[PROVIDED MATERIAL]
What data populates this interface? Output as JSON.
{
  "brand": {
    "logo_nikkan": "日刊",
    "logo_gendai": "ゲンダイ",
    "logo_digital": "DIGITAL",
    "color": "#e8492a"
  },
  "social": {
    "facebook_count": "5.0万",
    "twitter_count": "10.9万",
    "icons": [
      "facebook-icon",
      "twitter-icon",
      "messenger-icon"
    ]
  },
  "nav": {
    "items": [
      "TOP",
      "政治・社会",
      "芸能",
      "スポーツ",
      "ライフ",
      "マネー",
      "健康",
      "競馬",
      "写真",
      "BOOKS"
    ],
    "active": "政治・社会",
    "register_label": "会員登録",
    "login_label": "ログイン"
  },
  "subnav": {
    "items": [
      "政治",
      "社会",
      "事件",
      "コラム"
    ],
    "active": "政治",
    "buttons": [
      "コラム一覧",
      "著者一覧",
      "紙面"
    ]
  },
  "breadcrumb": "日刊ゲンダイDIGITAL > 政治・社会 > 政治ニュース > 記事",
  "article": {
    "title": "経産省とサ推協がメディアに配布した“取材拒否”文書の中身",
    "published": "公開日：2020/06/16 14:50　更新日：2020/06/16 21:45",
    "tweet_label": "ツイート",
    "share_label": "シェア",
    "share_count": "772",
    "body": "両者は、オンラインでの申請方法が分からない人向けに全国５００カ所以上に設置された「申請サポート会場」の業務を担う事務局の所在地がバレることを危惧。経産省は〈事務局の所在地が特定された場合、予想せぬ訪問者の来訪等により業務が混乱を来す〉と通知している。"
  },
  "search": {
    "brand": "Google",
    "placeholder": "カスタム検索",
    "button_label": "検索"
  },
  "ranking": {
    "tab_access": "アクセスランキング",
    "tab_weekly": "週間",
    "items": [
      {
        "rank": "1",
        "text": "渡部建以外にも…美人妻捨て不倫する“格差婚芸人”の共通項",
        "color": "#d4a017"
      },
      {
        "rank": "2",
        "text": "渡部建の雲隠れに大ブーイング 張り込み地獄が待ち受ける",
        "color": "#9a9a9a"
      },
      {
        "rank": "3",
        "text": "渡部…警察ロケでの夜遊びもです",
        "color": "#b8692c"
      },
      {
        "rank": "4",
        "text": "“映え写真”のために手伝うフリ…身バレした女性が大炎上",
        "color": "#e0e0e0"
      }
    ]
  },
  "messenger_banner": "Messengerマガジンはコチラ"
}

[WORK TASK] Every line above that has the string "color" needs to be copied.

[YOUR RESPONSE]
    "color": "#e8492a"
        "color": "#d4a017"
        "color": "#9a9a9a"
        "color": "#b8692c"
        "color": "#e0e0e0"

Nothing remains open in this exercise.